    The review of studies assessed the use of amniotomy routinely in all labours that started spontaneously. It also assessed the use of amniotomy in labours that started spontaneously but had become prolonged. There were 14 studies identified, involving 4893 women, none of which assessed whether amniotomy increased women's pain in labour. The evidence showed no shortening of the length of first stage of labour and a possible increase in caesarean section. Routine amniotomy is not recommended for normally progressing labours or in labours which have become prolonged.

    Answer by Anonymous at 12:19 PM on Jan. 26, 2010

  • There are no pro's for AROM, only risks, there is no proof at all that it speeds up labor and most hospitals put you on a clock after your water breaks.

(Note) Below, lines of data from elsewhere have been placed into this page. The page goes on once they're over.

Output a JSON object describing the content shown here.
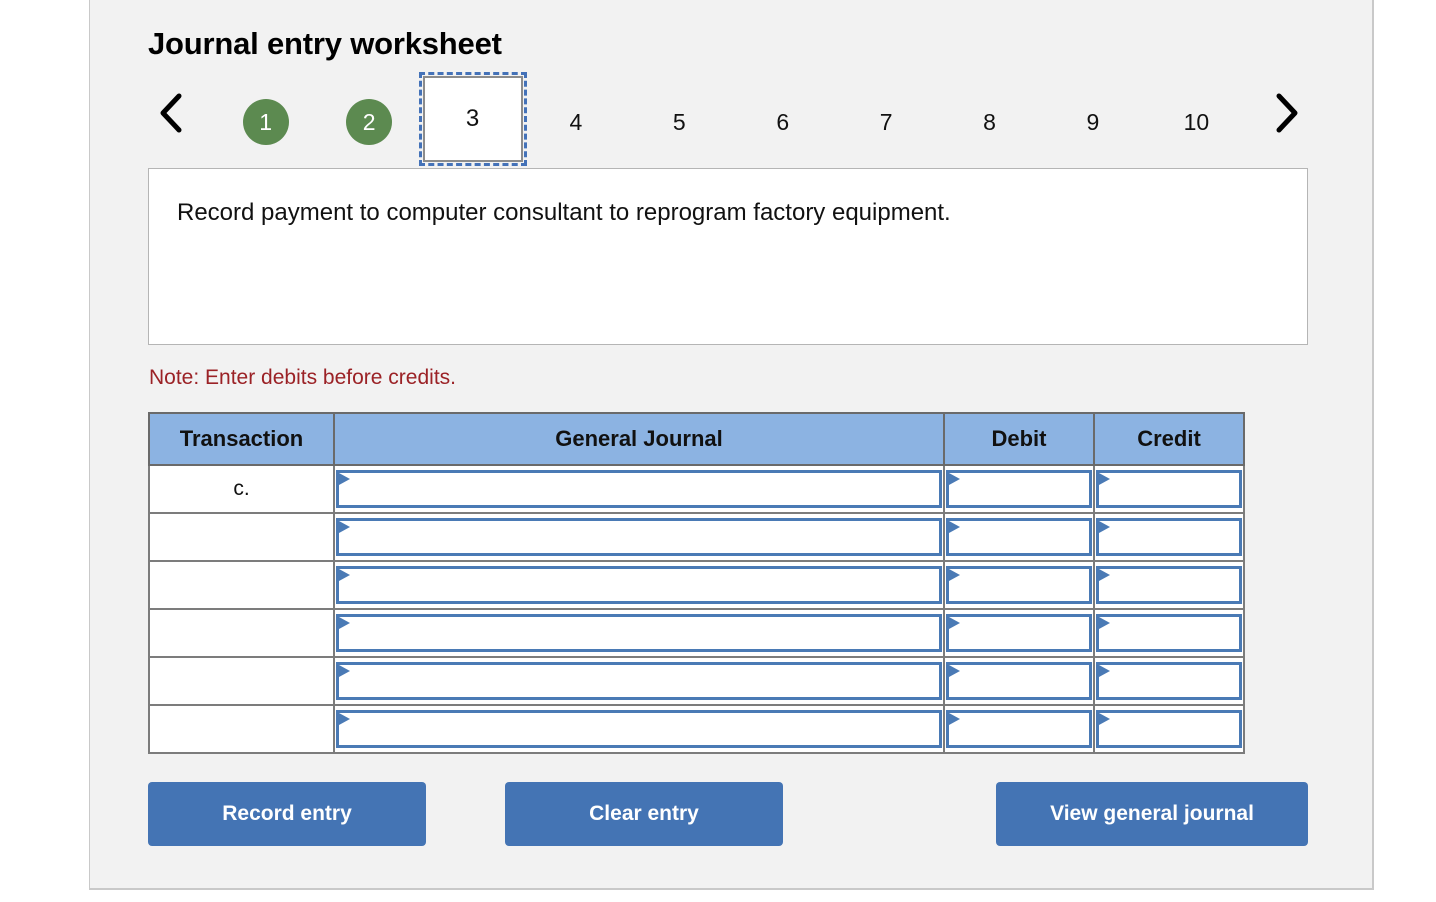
{
  "header": {
    "title": "Journal entry worksheet"
  },
  "nav": {
    "prev_icon": "chevron-left-icon",
    "next_icon": "chevron-right-icon",
    "steps": [
      {
        "label": "1",
        "state": "done"
      },
      {
        "label": "2",
        "state": "done"
      },
      {
        "label": "3",
        "state": "active"
      },
      {
        "label": "4",
        "state": "pending"
      },
      {
        "label": "5",
        "state": "pending"
      },
      {
        "label": "6",
        "state": "pending"
      },
      {
        "label": "7",
        "state": "pending"
      },
      {
        "label": "8",
        "state": "pending"
      },
      {
        "label": "9",
        "state": "pending"
      },
      {
        "label": "10",
        "state": "pending"
      }
    ]
  },
  "description": {
    "text": "Record payment to computer consultant to reprogram factory equipment."
  },
  "note": {
    "text": "Note: Enter debits before credits."
  },
  "table": {
    "columns": [
      "Transaction",
      "General Journal",
      "Debit",
      "Credit"
    ],
    "rows": [
      {
        "transaction": "c.",
        "general_journal": "",
        "debit": "",
        "credit": ""
      },
      {
        "transaction": "",
        "general_journal": "",
        "debit": "",
        "credit": ""
      },
      {
        "transaction": "",
        "general_journal": "",
        "debit": "",
        "credit": ""
      },
      {
        "transaction": "",
        "general_journal": "",
        "debit": "",
        "credit": ""
      },
      {
        "transaction": "",
        "general_journal": "",
        "debit": "",
        "credit": ""
      },
      {
        "transaction": "",
        "general_journal": "",
        "debit": "",
        "credit": ""
      }
    ]
  },
  "buttons": {
    "record": "Record entry",
    "clear": "Clear entry",
    "view": "View general journal"
  },
  "colors": {
    "step_done": "#5c8a50",
    "step_active_border": "#4472b8",
    "table_header": "#8cb3e2",
    "input_border": "#4a7ab5",
    "button": "#4474b4",
    "note": "#9b2226",
    "panel": "#f2f2f2"
  }
}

The biggest risk is that of a cord prolapse and i would never allow anyone to break my waters for that reason.
    Your water does not have to be broken by a doctor/midwife at all, for most women it will break on its own during labor or pushing, if it doesnt the baby can be born in the caul and that is considered good luck in a lot of cultures.

    Answer by Cynthje at 12:53 PM on Jan. 26, 2010

  • There really aren't any pros to doing it. It doesn't actually speed up labor. The cons are that you are more likely to have a cord prolapse (where the cord comes through the cervix before baby's head, which then compresses it) which is dangerous and calls for an immediate c-section. Also, the bag of water provides a cushion around your baby, making contractions not so hard on them. There is just no reason for AROM. Your water doesn't have to break. My son was born in the caul. (with the amniotic sack intact around him)


    Answer by PhilsBabyMama at 1:09 PM on Jan. 26, 2010

Join CafeMom now to contribute your answer and become part of our community. It's free and takes just a minute.